Work task: Work through the data below and copy out every line where "username" is found.

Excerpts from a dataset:
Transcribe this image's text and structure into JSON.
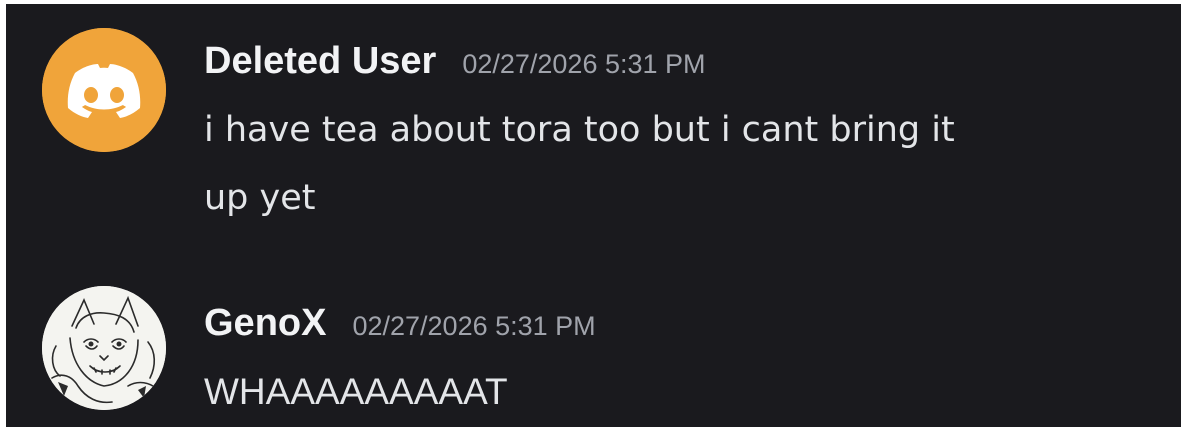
{
  "messages": [
    {
      "username": "Deleted User",
      "timestamp": "02/27/2026 5:31 PM",
      "avatar_icon": "discord-logo-icon",
      "avatar_color": "#f0a43a",
      "lines": [
        "i have tea about tora too but i cant bring it",
        "up yet"
      ]
    },
    {
      "username": "GenoX",
      "timestamp": "02/27/2026 5:31 PM",
      "avatar_icon": "sketch-character-avatar",
      "lines": [
        "WHAAAAAAAAAT"
      ]
    }
  ],
  "colors": {
    "background": "#1a1a1e",
    "username": "#f2f3f5",
    "timestamp": "#a0a3ab",
    "text": "#e3e5e8"
  }
}
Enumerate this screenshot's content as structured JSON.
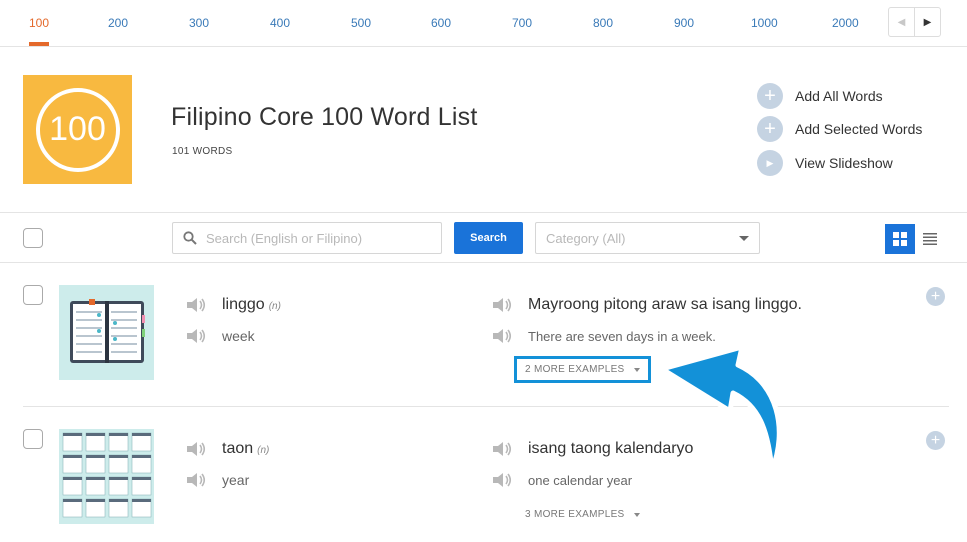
{
  "levels": [
    "100",
    "200",
    "300",
    "400",
    "500",
    "600",
    "700",
    "800",
    "900",
    "1000",
    "2000"
  ],
  "active_level": "100",
  "pager": {
    "prev": "◀",
    "next": "▶"
  },
  "header": {
    "badge": "100",
    "title": "Filipino Core 100 Word List",
    "word_count": "101 WORDS"
  },
  "actions": [
    {
      "icon": "plus-icon",
      "label": "Add All Words"
    },
    {
      "icon": "plus-icon",
      "label": "Add Selected Words"
    },
    {
      "icon": "play-icon",
      "label": "View Slideshow"
    }
  ],
  "toolbar": {
    "search_placeholder": "Search (English or Filipino)",
    "search_button": "Search",
    "category": "Category (All)"
  },
  "words": [
    {
      "word": "linggo",
      "pos": "(n)",
      "gloss": "week",
      "example": "Mayroong pitong araw sa isang linggo.",
      "translation": "There are seven days in a week.",
      "more": "2 MORE EXAMPLES",
      "thumb": "planner-icon"
    },
    {
      "word": "taon",
      "pos": "(n)",
      "gloss": "year",
      "example": "isang taong kalendaryo",
      "translation": "one calendar year",
      "more": "3 MORE EXAMPLES",
      "thumb": "calendar-grid-icon"
    }
  ],
  "colors": {
    "accent": "#e4692b",
    "primary": "#1a73d9",
    "badge": "#f8b940",
    "highlight": "#1391d8"
  }
}
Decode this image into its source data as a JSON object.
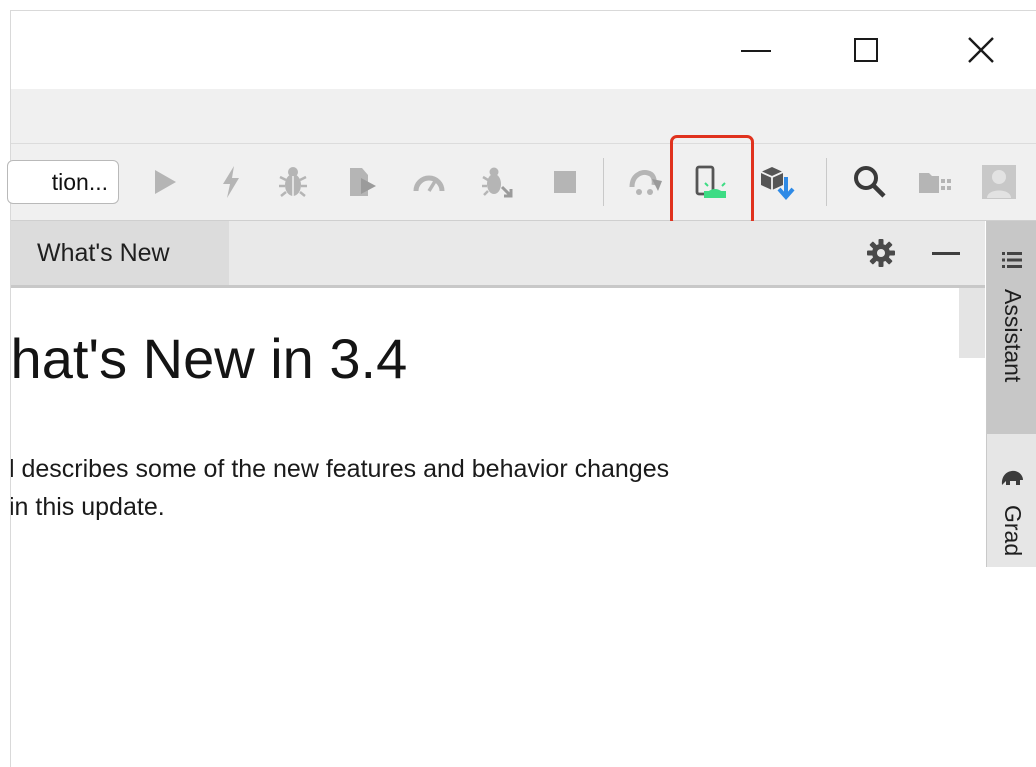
{
  "window_controls": {
    "minimize": "minimize-icon",
    "maximize": "maximize-icon",
    "close": "close-icon"
  },
  "toolbar": {
    "run_config_label": "tion...",
    "icons": [
      "run-icon",
      "apply-changes-icon",
      "debug-icon",
      "run-with-coverage-icon",
      "profile-icon",
      "attach-debugger-icon",
      "stop-icon",
      "sync-project-icon",
      "avd-manager-icon",
      "sdk-manager-icon",
      "search-icon",
      "project-structure-icon",
      "user-icon"
    ],
    "highlight_color": "#e0321e",
    "highlighted_icon": "avd-manager-icon"
  },
  "tool_window": {
    "tab_label": "What's New",
    "actions": [
      "gear-icon",
      "hide-icon"
    ]
  },
  "side_panel": {
    "tabs": [
      {
        "label": "Assistant",
        "icon": "list-icon"
      },
      {
        "label": "Grad",
        "icon": "elephant-icon"
      }
    ]
  },
  "content": {
    "title": "/hat's New in 3.4",
    "body_line1": "l describes some of the new features and behavior changes",
    "body_line2": "in this update."
  },
  "colors": {
    "android_green": "#3ddc84",
    "sdk_blue": "#2e8ae6",
    "disabled_gray": "#b5b5b5"
  }
}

Reply:
      "username": "Deleted User",
      "username": "GenoX",
    "username": "#f2f3f5",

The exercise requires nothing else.